Tens of thousands of contractors working for their own companies face pay cuts and extra tax bills from April.
Workers often choose to take contracts through their own company as a tax-efficient way to pay themselves.
But from April, the government is demanding contractors are treated as workers on their employer’s payroll under revised rules called IR35.
This will immediately stop them billing through the contractor company and paying themselves in dividends to reduce national insurance bills and manipulating the income tax they pay by sharing contract income with spouses or partners.
The new rules will impact expat workers with a company contracted to a UK employer.
Conflict in courts failed to resolve tax issues
For instance, oil and gas contractors contracted to a UK employer working abroad are likely to be moved to on the payroll with tax and national insurance deducted at source like any other worker.
The rules have changed after years of conflict between HM Revenue & Customs and contractors in the courts over the difference between self-employment and disguised employment.
HMRC argues that if a contractor does the same work as an employee under the direction of an employer, then they are not self-employed and should pay tax and national insurance as PAYE workers.
The rules also make taking on contractors more expensive for employers as they must pay extra national insurance as well as providing holiday pay, sick leave, pensions and other benefits.
Small businesses escape tax changes
Contractor lobby groups are trying to encourage MPs to sign a motion that calls for the scrapping of the new contractor laws, but HMRC and the government are eyeing extra revenue for the Treasury from April.
HMRC has already applied the IR35 legislation to the public sector, drastically reducing the number of contractors working off-payroll, with the new rules netting private employers.
The IR35 rules will only apply to medium and large businesses as smaller organisations are exempt. These are businesses with a turnover of less than £10.2 million, a balance sheet of less than £5.1 million and with 50 or fewer employees.

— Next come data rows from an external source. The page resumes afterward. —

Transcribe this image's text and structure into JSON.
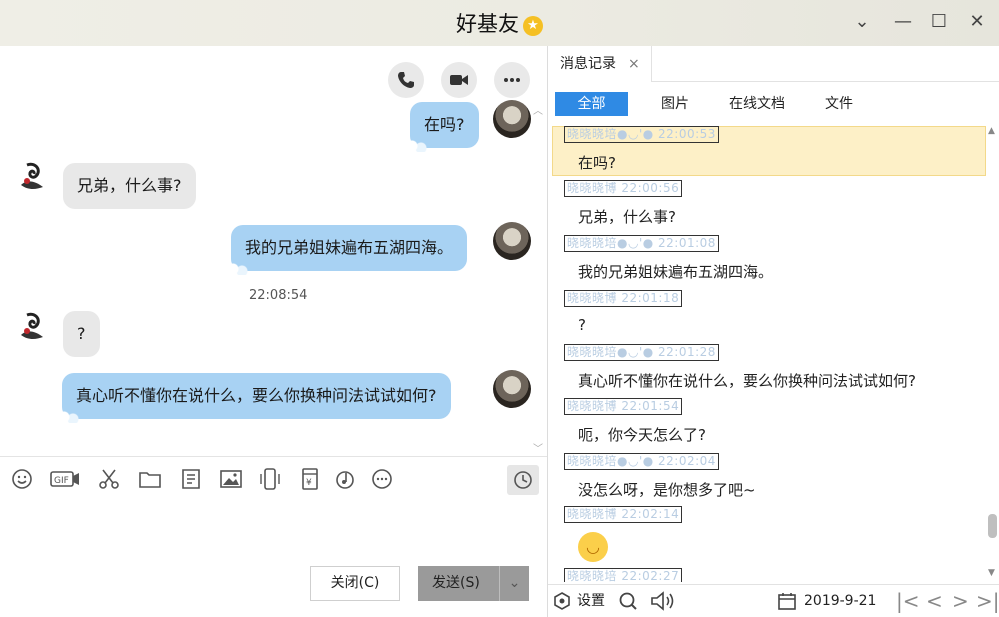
{
  "window": {
    "title": "好基友",
    "star_icon": "star-badge-icon"
  },
  "chat": {
    "messages": [
      {
        "from": "me",
        "text": "在吗?"
      },
      {
        "from": "friend",
        "text": "兄弟，什么事?"
      },
      {
        "from": "me",
        "text": "我的兄弟姐妹遍布五湖四海。"
      },
      {
        "from": "friend",
        "text": "?"
      },
      {
        "from": "me",
        "text": "真心听不懂你在说什么，要么你换种问法试试如何?"
      }
    ],
    "timestamp": "22:08:54"
  },
  "input": {
    "close_label": "关闭(C)",
    "send_label": "发送(S)"
  },
  "history": {
    "tab_label": "消息记录",
    "filters": [
      "全部",
      "图片",
      "在线文档",
      "文件"
    ],
    "records": [
      {
        "name": "晓晓晓培●◡'● 22:00:53",
        "text": "在吗?"
      },
      {
        "name": "晓晓晓博 22:00:56",
        "text": "兄弟，什么事?"
      },
      {
        "name": "晓晓晓培●◡'● 22:01:08",
        "text": "我的兄弟姐妹遍布五湖四海。"
      },
      {
        "name": "晓晓晓博 22:01:18",
        "text": "?"
      },
      {
        "name": "晓晓晓培●◡'● 22:01:28",
        "text": "真心听不懂你在说什么，要么你换种问法试试如何?"
      },
      {
        "name": "晓晓晓博 22:01:54",
        "text": "呃，你今天怎么了?"
      },
      {
        "name": "晓晓晓培●◡'● 22:02:04",
        "text": "没怎么呀，是你想多了吧~"
      },
      {
        "name": "晓晓晓博 22:02:14",
        "text": ""
      },
      {
        "name": "晓晓晓培 22:02:27",
        "text": ""
      }
    ],
    "settings_label": "设置",
    "date": "2019-9-21"
  },
  "colors": {
    "accent": "#2f8ae4",
    "my_bubble": "#a8d2f3",
    "their_bubble": "#e8e8e8",
    "highlight": "#fdf0c7"
  }
}
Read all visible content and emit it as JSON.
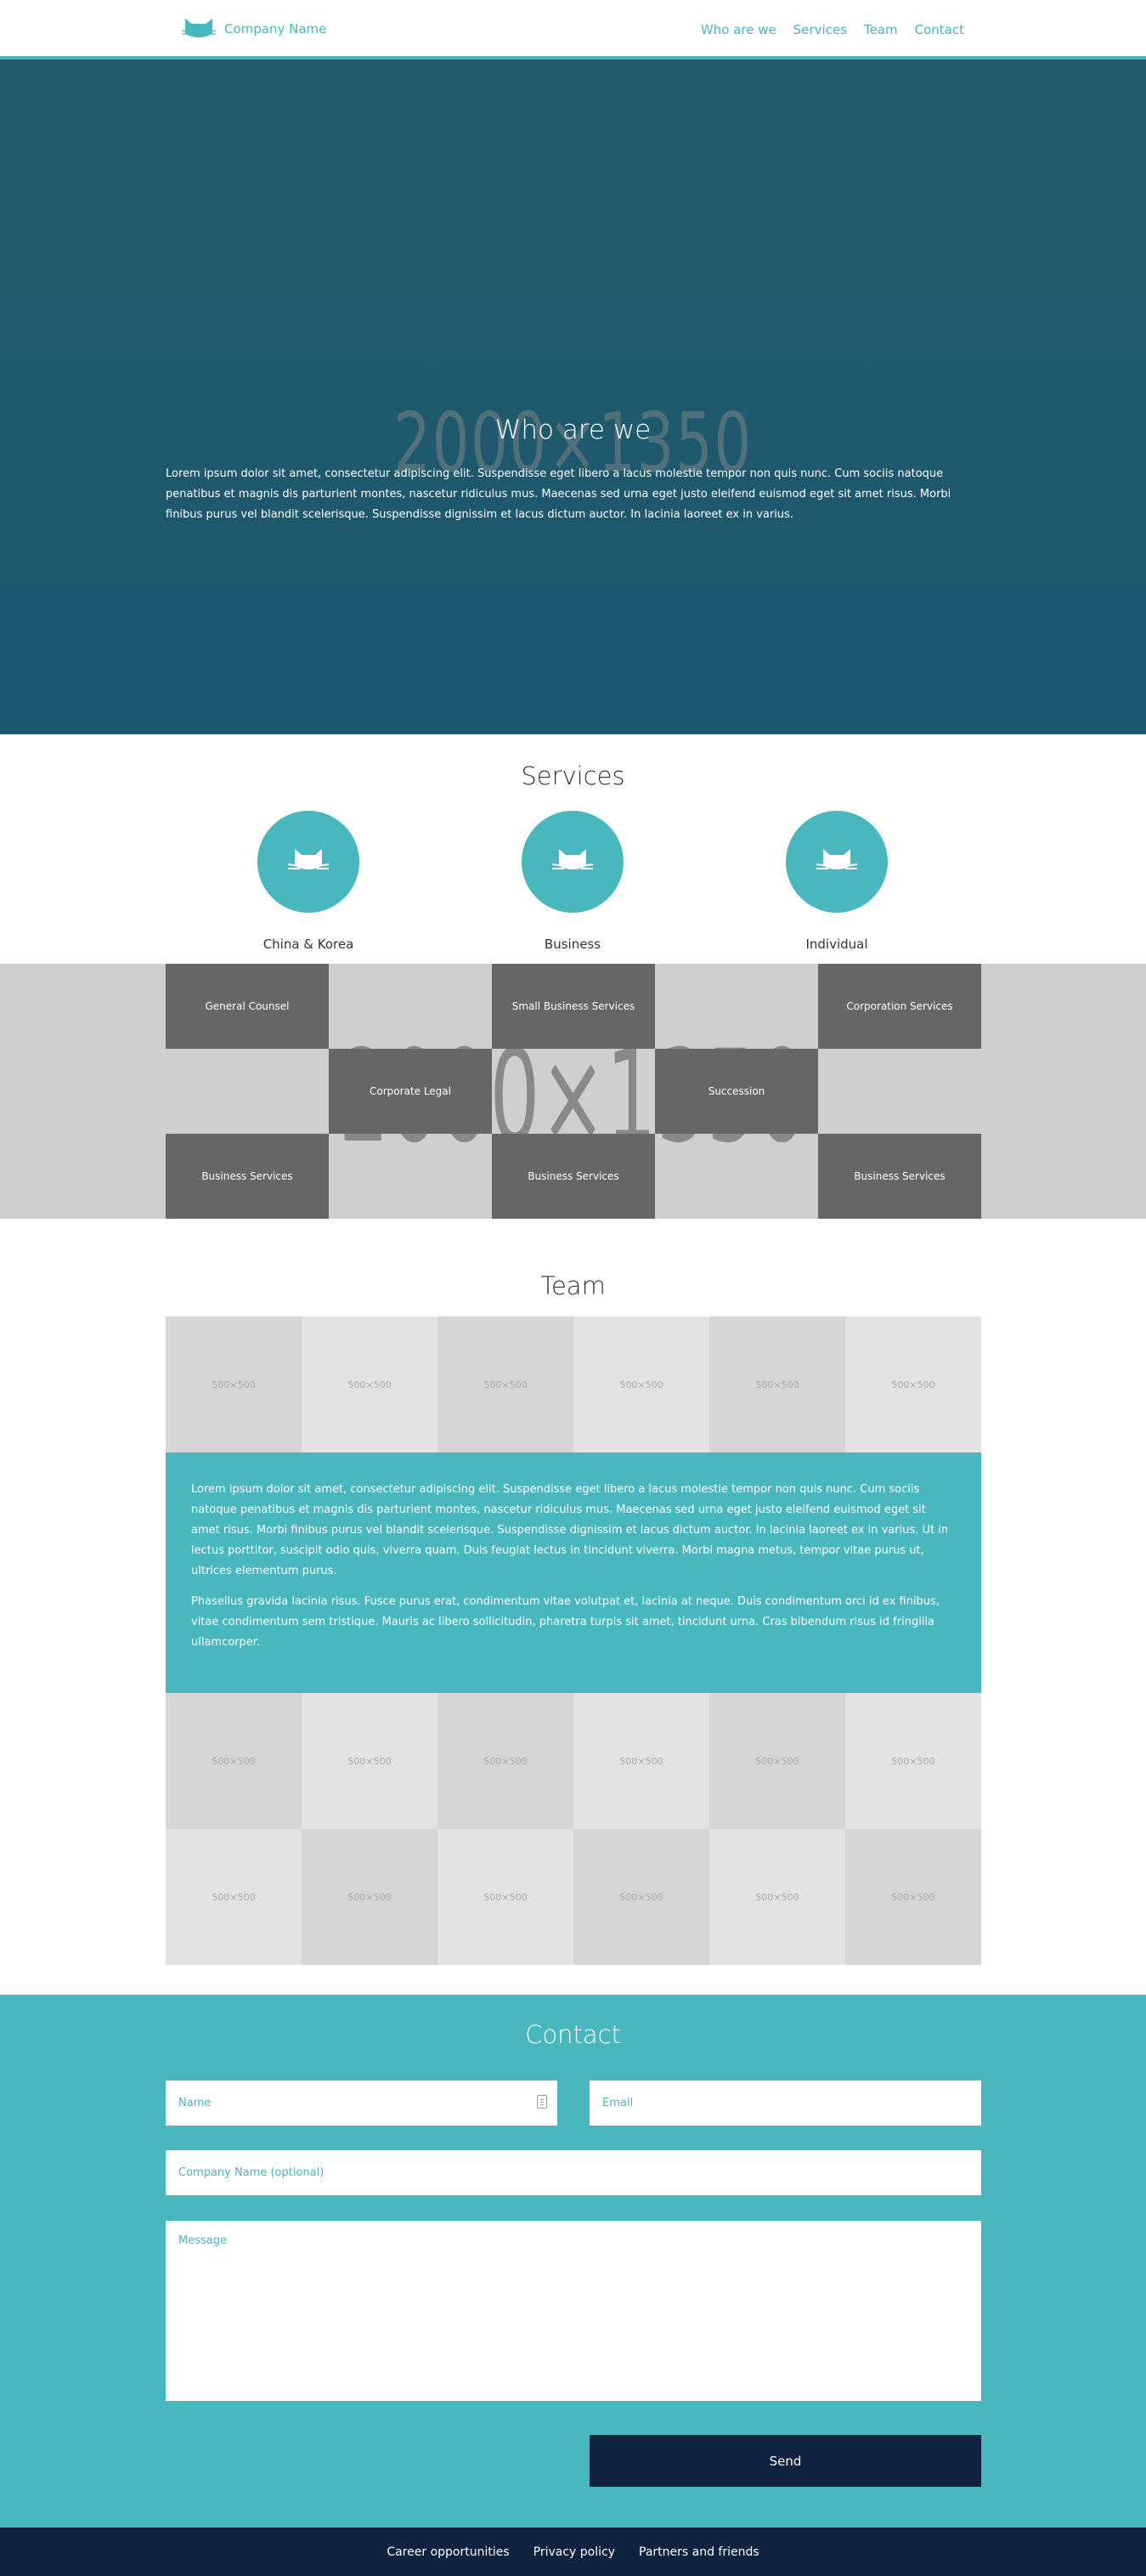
{
  "header": {
    "company_name": "Company Name",
    "nav": [
      "Who are we",
      "Services",
      "Team",
      "Contact"
    ]
  },
  "hero": {
    "placeholder": "2000×1350",
    "title": "Who are we",
    "text": "Lorem ipsum dolor sit amet, consectetur adipiscing elit. Suspendisse eget libero a lacus molestie tempor non quis nunc. Cum sociis natoque penatibus et magnis dis parturient montes, nascetur ridiculus mus. Maecenas sed urna eget justo eleifend euismod eget sit amet risus. Morbi finibus purus vel blandit scelerisque. Suspendisse dignissim et lacus dictum auctor. In lacinia laoreet ex in varius."
  },
  "services": {
    "title": "Services",
    "items": [
      "China & Korea",
      "Business",
      "Individual"
    ],
    "grid_placeholder": "2000×1350",
    "tiles": [
      "General Counsel",
      "Small Business Services",
      "Corporation Services",
      "Corporate Legal",
      "Succession",
      "Business Services",
      "Business Services",
      "Business Services"
    ]
  },
  "team": {
    "title": "Team",
    "placeholder": "500×500",
    "paragraphs": [
      "Lorem ipsum dolor sit amet, consectetur adipiscing elit. Suspendisse eget libero a lacus molestie tempor non quis nunc. Cum sociis natoque penatibus et magnis dis parturient montes, nascetur ridiculus mus. Maecenas sed urna eget justo eleifend euismod eget sit amet risus. Morbi finibus purus vel blandit scelerisque. Suspendisse dignissim et lacus dictum auctor. In lacinia laoreet ex in varius. Ut in lectus porttitor, suscipit odio quis, viverra quam. Duis feugiat lectus in tincidunt viverra. Morbi magna metus, tempor vitae purus ut, ultrices elementum purus.",
      "Phasellus gravida lacinia risus. Fusce purus erat, condimentum vitae volutpat et, lacinia at neque. Duis condimentum orci id ex finibus, vitae condimentum sem tristique. Mauris ac libero sollicitudin, pharetra turpis sit amet, tincidunt urna. Cras bibendum risus id fringilla ullamcorper."
    ]
  },
  "contact": {
    "title": "Contact",
    "name_placeholder": "Name",
    "email_placeholder": "Email",
    "company_placeholder": "Company Name (optional)",
    "message_placeholder": "Message",
    "send_label": "Send"
  },
  "footer": {
    "links": [
      "Career opportunities",
      "Privacy policy",
      "Partners and friends"
    ]
  },
  "colors": {
    "accent": "#48b7be",
    "hero_bg": "#225c6a",
    "dark_navy": "#0f2340",
    "tile": "#666666"
  }
}
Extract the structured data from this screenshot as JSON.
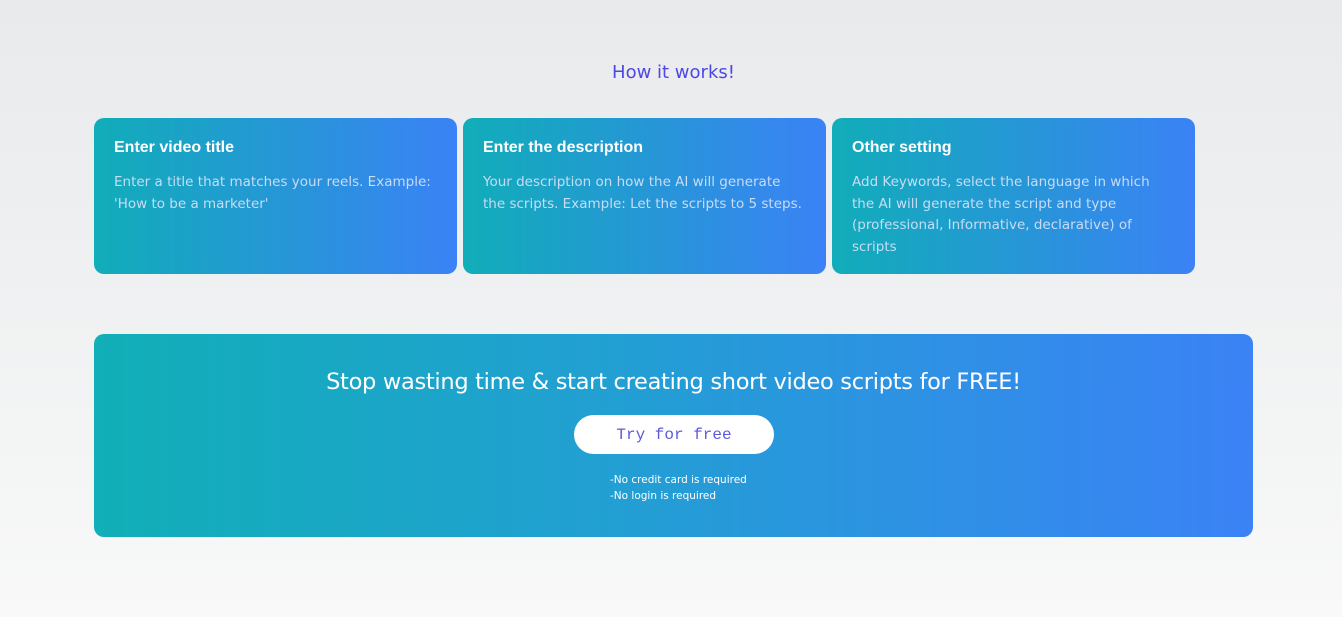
{
  "how_it_works": {
    "title": "How it works!",
    "cards": [
      {
        "title": "Enter video title",
        "text": "Enter a title that matches your reels. Example: 'How to be a marketer'"
      },
      {
        "title": "Enter the description",
        "text": "Your description on how the AI will generate the scripts. Example: Let the scripts to 5 steps."
      },
      {
        "title": "Other setting",
        "text": "Add Keywords, select the language in which the AI will generate the script and type (professional, Informative, declarative) of scripts"
      }
    ]
  },
  "cta": {
    "heading": "Stop wasting time & start creating short video scripts for FREE!",
    "button_label": "Try for free",
    "notes": [
      "-No credit card is required",
      "-No login is required"
    ]
  },
  "colors": {
    "accent": "#4f46e5",
    "gradient_start": "#11adb9",
    "gradient_end": "#3b82f6",
    "button_text": "#5b5bd6"
  }
}
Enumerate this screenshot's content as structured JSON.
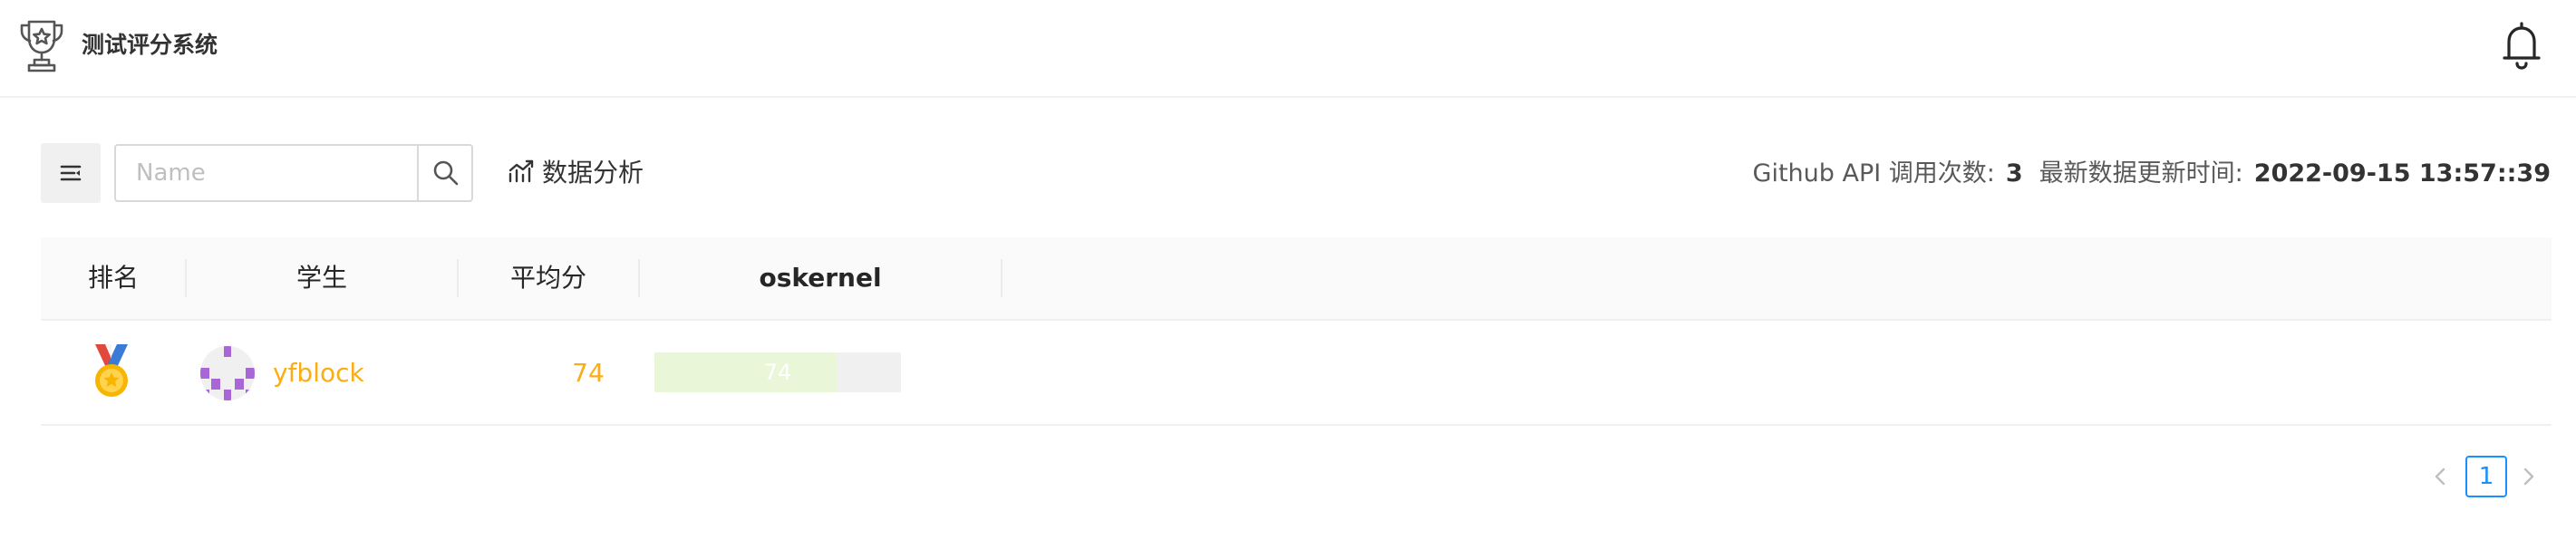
{
  "header": {
    "title": "测试评分系统",
    "logo_icon": "trophy-icon",
    "notification_icon": "bell-icon"
  },
  "toolbar": {
    "menu_icon": "menu-fold-icon",
    "search": {
      "placeholder": "Name",
      "value": ""
    },
    "search_icon": "search-icon",
    "analysis_label": "数据分析",
    "analysis_icon": "stock-chart-icon"
  },
  "stats": {
    "api_label": "Github API 调用次数:",
    "api_count": "3",
    "updated_label": "最新数据更新时间:",
    "updated_value": "2022-09-15 13:57::39"
  },
  "table": {
    "columns": [
      "排名",
      "学生",
      "平均分",
      "oskernel"
    ],
    "rows": [
      {
        "rank_icon": "gold-medal-icon",
        "student": "yfblock",
        "average": "74",
        "oskernel": "74",
        "oskernel_fraction": 0.74
      }
    ]
  },
  "pagination": {
    "current": "1",
    "prev_icon": "chevron-left-icon",
    "next_icon": "chevron-right-icon"
  },
  "colors": {
    "accent": "#1890ff",
    "score": "#faad14",
    "bar_fill": "#e9f6d8",
    "avatar": "#a866d6"
  }
}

For contractors unsure about their employment status, HMRC provides an online checker